Representatives at both Thales UK (OE18, between Halls 3 and 4) and Northrop Grumman (Hall 5, ISP 21) are biting their nails this week as the UK's Ministry of Defence (MoD) moves closer to a decision on its $1.5 billion (£800 million) Watchkeeper UAV programme. Industry sources suggest that an announcement could be imminent.

The programme was scheduled to reach "maingate" - MoD-speak for a decision point - in mid-2004 and an article in the Financial Times last month alleged that senior British defence procurement officials have recommended Thales for the contract.

Both companies were selected last year to carry out parallel assessment work for the programme, which will provide Intelligence, Surveillance, Target Acquisition and Reconnaissance (ISTAR) capabilities on future battlefields.

Watchkeeper is now due to enter service in 2006 with an expected lifespan of 30 years. Thales, whose team includes JV Co, Elbit Systems, LogicaCMG, Marshall SV, Cobham, Cubic Corporation, Boeing, Vega, QinetiQ, Praxis and Supacat, has said that it can deliver earlier if selected. The team was strengthened last month by the inclusion of Cobham, which supplies UAVs and launchers to the British Army's Phoenix programme.

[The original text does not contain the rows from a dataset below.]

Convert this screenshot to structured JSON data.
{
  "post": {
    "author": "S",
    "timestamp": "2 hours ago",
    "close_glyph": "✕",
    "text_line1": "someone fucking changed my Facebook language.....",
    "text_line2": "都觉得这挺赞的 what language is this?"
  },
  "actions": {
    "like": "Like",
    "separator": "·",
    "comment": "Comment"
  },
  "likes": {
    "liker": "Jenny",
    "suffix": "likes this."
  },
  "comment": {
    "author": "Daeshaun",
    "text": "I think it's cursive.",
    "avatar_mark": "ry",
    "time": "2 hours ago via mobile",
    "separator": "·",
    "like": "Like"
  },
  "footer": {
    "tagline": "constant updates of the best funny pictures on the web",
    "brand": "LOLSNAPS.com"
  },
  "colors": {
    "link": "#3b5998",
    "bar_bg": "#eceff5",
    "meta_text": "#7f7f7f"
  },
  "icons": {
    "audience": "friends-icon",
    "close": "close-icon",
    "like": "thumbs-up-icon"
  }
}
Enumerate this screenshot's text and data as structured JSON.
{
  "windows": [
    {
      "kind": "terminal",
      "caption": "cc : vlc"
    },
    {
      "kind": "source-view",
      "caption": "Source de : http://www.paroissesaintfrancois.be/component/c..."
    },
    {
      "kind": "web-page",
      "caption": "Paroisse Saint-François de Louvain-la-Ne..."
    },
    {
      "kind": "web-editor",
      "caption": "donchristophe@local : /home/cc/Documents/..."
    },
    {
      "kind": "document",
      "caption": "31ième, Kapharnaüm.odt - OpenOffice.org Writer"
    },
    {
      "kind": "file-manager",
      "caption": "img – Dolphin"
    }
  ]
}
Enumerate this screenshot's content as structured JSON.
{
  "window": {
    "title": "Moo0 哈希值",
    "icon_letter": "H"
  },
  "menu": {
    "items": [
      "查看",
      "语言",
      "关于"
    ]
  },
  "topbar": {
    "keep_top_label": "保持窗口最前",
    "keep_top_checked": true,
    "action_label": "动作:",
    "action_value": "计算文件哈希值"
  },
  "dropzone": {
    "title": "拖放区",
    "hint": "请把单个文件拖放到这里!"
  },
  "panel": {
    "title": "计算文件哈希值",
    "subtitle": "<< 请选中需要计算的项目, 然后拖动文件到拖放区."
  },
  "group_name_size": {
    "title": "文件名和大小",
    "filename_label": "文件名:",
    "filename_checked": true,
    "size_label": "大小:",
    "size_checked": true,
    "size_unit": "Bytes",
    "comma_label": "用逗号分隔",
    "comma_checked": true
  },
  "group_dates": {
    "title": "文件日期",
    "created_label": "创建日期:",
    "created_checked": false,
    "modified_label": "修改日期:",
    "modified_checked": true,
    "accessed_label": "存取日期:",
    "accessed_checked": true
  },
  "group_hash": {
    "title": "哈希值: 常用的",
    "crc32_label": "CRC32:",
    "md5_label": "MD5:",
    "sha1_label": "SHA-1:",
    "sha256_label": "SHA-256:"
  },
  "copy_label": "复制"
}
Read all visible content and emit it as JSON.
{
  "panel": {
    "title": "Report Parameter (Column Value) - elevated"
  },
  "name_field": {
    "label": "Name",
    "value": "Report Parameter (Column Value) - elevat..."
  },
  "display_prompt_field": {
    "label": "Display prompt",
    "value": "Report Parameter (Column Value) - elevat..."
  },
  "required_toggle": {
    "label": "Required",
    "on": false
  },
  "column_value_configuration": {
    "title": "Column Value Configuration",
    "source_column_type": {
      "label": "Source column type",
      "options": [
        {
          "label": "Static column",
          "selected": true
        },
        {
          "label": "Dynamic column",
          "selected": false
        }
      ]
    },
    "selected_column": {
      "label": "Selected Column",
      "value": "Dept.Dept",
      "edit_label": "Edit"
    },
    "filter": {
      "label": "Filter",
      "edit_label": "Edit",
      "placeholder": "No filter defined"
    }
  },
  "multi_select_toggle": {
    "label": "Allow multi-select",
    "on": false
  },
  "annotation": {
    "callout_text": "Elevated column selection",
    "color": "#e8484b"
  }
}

Thales UK is showing its consortium's complete solution for Watchkeeper at Farnborough. The external stand is showing both the WK450 and WK180, variants of Elbit Systems' Silver Arrow Hermes 180 and 450 UAV, air vehicles, the ground control station, shelter, vehicle and ground data terminals as well various scenario simulations.

The company is putting a lot of emphasis on the prospect of creating 2,500 high technology UK jobs if its bid is successful. It would also be in good position to service the rapidly growing worldwide UAV market, estimated to be worth around £3bn over the next 10 years.

Alex Dorrian, CEO Thales UK, says: "The Thales team solution offers operational, technical and economic excellence, including high quality UK jobs, technology transfer that will remain in the UK and in the control of the MoD, and the creation of the only UK company able to compete globally in the tactical UAV market - part of the fastest growing defence market. We believe our bid is best for the armed forces, for UK jobs and exports."

The Northrop Grumman ISS team, which includes BAE Systems, Detica Limited, General Dynamics UK Limited, STAYSYS Limited and Ultra Electronics Limited, is also pushing the employment bonus. It says that a contract win for company could create up to 250 jobs at its Blackwood, South Wales HQ, with the prospect of 2000 spin-off jobs created through its supply chain.

Northrop Grumman senior vice-president Tom Vice recently told BBC News Online: "We want to build on the success of the Bowman project and help create a cluster of integrated systems technology in the area. Bringing together Northrop Grumman and General Dynamics will see Oakdale become the UK and European centre of excellence for integrated systems technology."

Northrop Grumman's Watchkeeper solution offers a combination of UAVs. The fixed-wing Ranger UAV, currently in service with the Swiss and Finnish defence forces and the Fire Scout vertical take-off and landing tactical UAV, currently in low-rate initial production for the US Navy.



Source: Flight Daily News